  • Please contact us at 212-921-9350 if you would like to discuss your own executive or director compensation issues. You can also access our website at www.capartners.com for more information

[1]Sum of cash retainer, total Board meeting fees and average committee member compensation.

[2] Total Board Cash Compensation includes committee member compensation (but excludes additional/premium meeting fees or retainers paid for chairing a committee) as the trend is towards companies building fees for basic committee service into annual Board fees/retainers. Further, committee member compensation is typically cash-based.

[3] Nearly 75 percent of companies studied allow directors the option of exchanging their cash retainer for additional equity-based compensation; this refers to a voluntary value-for-value exchange/deferral, and does not reflect any premium.

[4] Reflects both annual equity awards and initial at-election equity awards.

[5] Reflects both annual equity awards and initial at-election equity awards.

[6] Prevalence at companies with formal stock ownership guidelines.

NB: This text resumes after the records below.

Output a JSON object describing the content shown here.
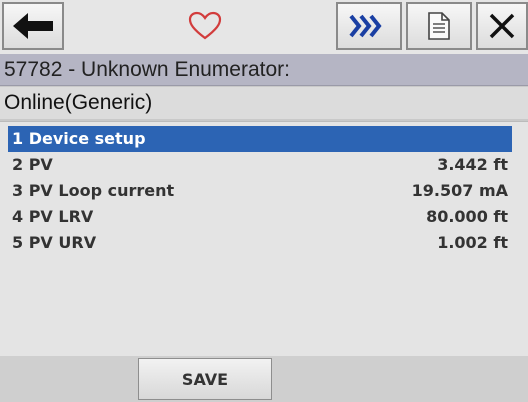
{
  "toolbar": {
    "back_icon": "back-arrow-icon",
    "favorite_icon": "heart-icon",
    "next_icon": "fast-forward-icon",
    "document_icon": "document-icon",
    "close_icon": "close-icon",
    "accent_color": "#2c64b4",
    "favorite_color": "#d23c3c"
  },
  "header": {
    "title": "57782 - Unknown Enumerator:"
  },
  "subheader": {
    "mode": "Online(Generic)"
  },
  "menu": {
    "items": [
      {
        "label": "1 Device setup",
        "value": "",
        "selected": true
      },
      {
        "label": "2 PV",
        "value": "3.442 ft",
        "selected": false
      },
      {
        "label": "3 PV Loop current",
        "value": "19.507 mA",
        "selected": false
      },
      {
        "label": "4 PV LRV",
        "value": "80.000 ft",
        "selected": false
      },
      {
        "label": "5 PV URV",
        "value": "1.002 ft",
        "selected": false
      }
    ]
  },
  "footer": {
    "save_label": "SAVE"
  }
}
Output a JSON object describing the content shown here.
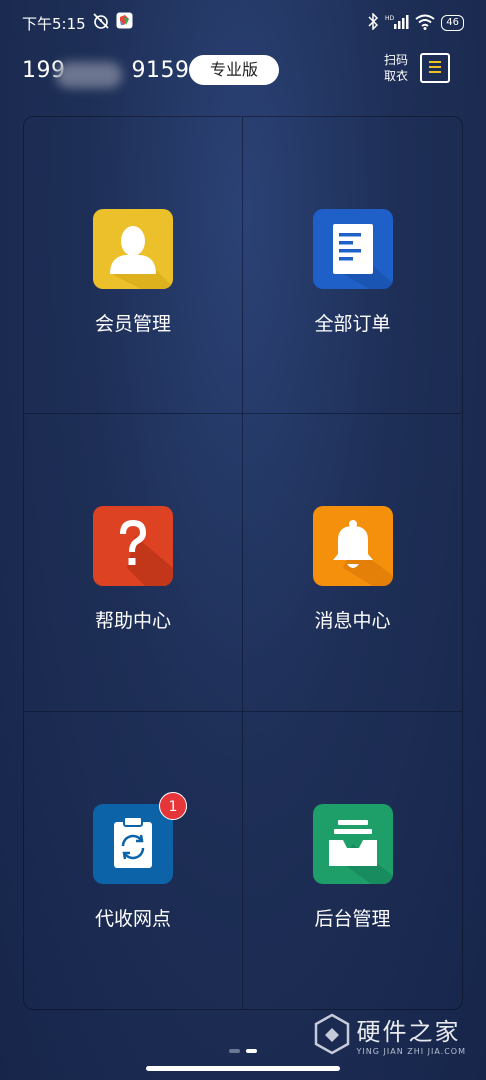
{
  "status_bar": {
    "time": "下午5:15",
    "battery": "46",
    "network": "HD"
  },
  "header": {
    "phone_prefix": "199",
    "phone_suffix": "9159",
    "edition_label": "专业版",
    "scan_label_line1": "扫码",
    "scan_label_line2": "取衣"
  },
  "grid": {
    "items": [
      {
        "label": "会员管理",
        "icon": "member-icon",
        "color": "#ecc02a"
      },
      {
        "label": "全部订单",
        "icon": "order-list-icon",
        "color": "#1f60c8"
      },
      {
        "label": "帮助中心",
        "icon": "question-icon",
        "color": "#dd4223"
      },
      {
        "label": "消息中心",
        "icon": "bell-icon",
        "color": "#f5900c"
      },
      {
        "label": "代收网点",
        "icon": "clipboard-refresh-icon",
        "color": "#0d63a8",
        "badge": "1"
      },
      {
        "label": "后台管理",
        "icon": "inbox-tray-icon",
        "color": "#1e9e68"
      }
    ]
  },
  "pager": {
    "pages": 2,
    "active": 2
  },
  "watermark": {
    "title": "硬件之家",
    "subtitle": "YING JIAN ZHI JIA.COM"
  }
}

[7] Due to limited number of companies, data/value reflects an average rather than a median.